Inspection of tar evolution data from heated-grid investigations indicates nearly a 600 °C discrepancy in reported temperatures of tar evolution from HV (high-volatile) bituminous coal samples. For reportedly equivalent heating conditions-1000 °C/s heating to peak temperatures in 1 atm of helium and zero hold time—some investigators report half the tar evolved at temperatures from 550 to 600 K while others report peak temperatures of nearly 1100 K are necessary to achieve the same extent of tar evolution. The temperature dependences of tar yields for long-hold-time conditions in the different investigations are in much closer agreement, indicating that given enough time, the thermocouple and sample temperatures reach equilibrium in the various systems. In all cases, the measured temperature is a thermocouple “placed near” or “with” the coal sample. It is assumed or determined by estimation that the coal particles follow the same temperature versus time trajectory as the thermocouple. Characterization runs performed with nonvolatile and volatile “reference” materials in a typical heated-grid system and under similar heating conditions indicate sample load factors and thermophysical properties are critical in determining the actual sample temperature relative to the thermocouple. Coal devolatilization runs performed with identical total sample masses but changing load factors at different wire screen locations relative to the system thermocouples also indicate the apparent temperatures of tar evolution are a sensitive function of local sample distribution. Thus, it is not surprising that tar evolution times corresponding to measured temperature changes from various investigations are similar, given the similarity in heat-transfer conditions, but that observed temperatures of tar evolution are substantially different in transient heating, zero-hold-time experiments.
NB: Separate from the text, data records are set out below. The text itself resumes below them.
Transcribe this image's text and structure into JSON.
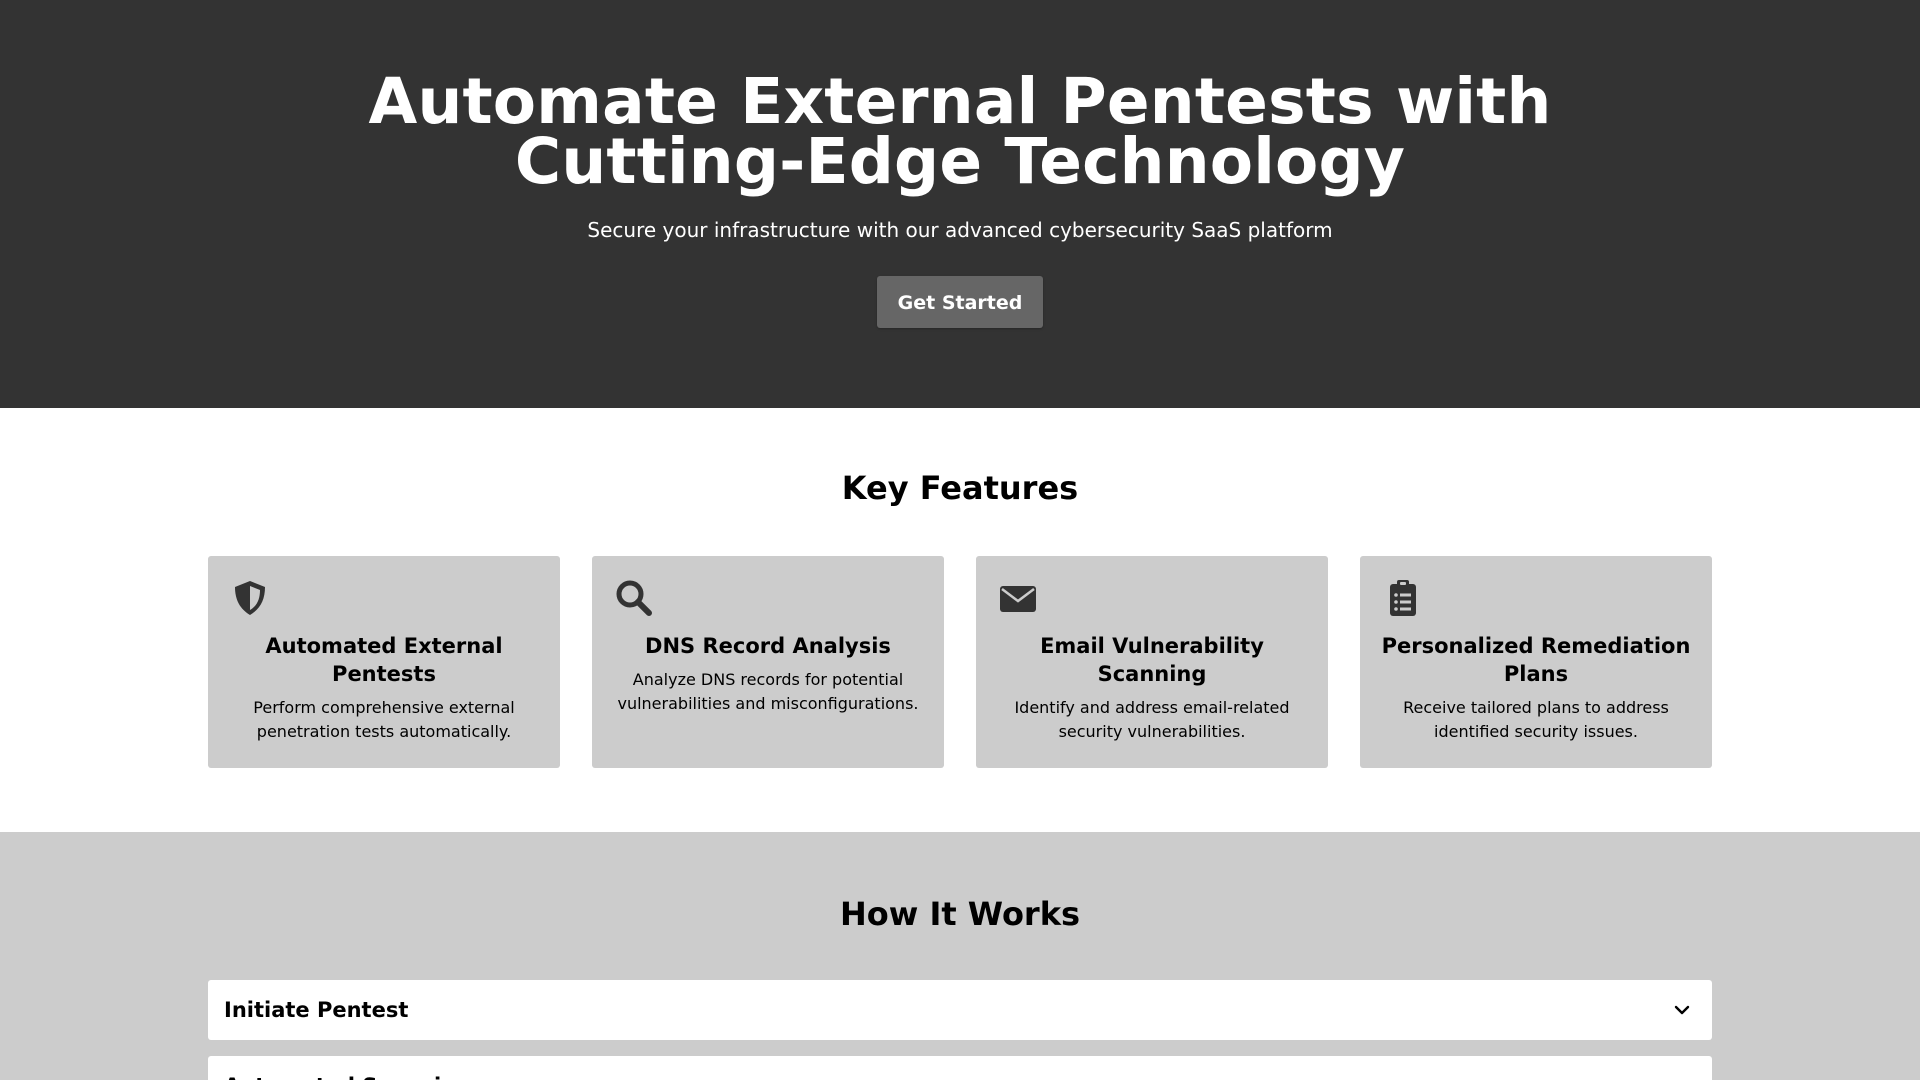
{
  "hero": {
    "title": "Automate External Pentests with Cutting-Edge Technology",
    "subtitle": "Secure your infrastructure with our advanced cybersecurity SaaS platform",
    "cta_label": "Get Started"
  },
  "features": {
    "heading": "Key Features",
    "items": [
      {
        "icon": "shield-icon",
        "title": "Automated External Pentests",
        "description": "Perform comprehensive external penetration tests automatically."
      },
      {
        "icon": "search-icon",
        "title": "DNS Record Analysis",
        "description": "Analyze DNS records for potential vulnerabilities and misconfigurations."
      },
      {
        "icon": "envelope-icon",
        "title": "Email Vulnerability Scanning",
        "description": "Identify and address email-related security vulnerabilities."
      },
      {
        "icon": "clipboard-list-icon",
        "title": "Personalized Remediation Plans",
        "description": "Receive tailored plans to address identified security issues."
      }
    ]
  },
  "how_it_works": {
    "heading": "How It Works",
    "steps": [
      {
        "title": "Initiate Pentest"
      },
      {
        "title": "Automated Scanning"
      }
    ]
  },
  "colors": {
    "hero_bg": "#333333",
    "button_bg": "#666666",
    "card_bg": "#cccccc",
    "section_bg": "#cccccc",
    "text_light": "#ffffff",
    "text_dark": "#000000"
  }
}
All Science Journal Classification (ASJC) codes
- General Chemical Engineering
- Fuel Technology
- Energy Engineering and Power Technology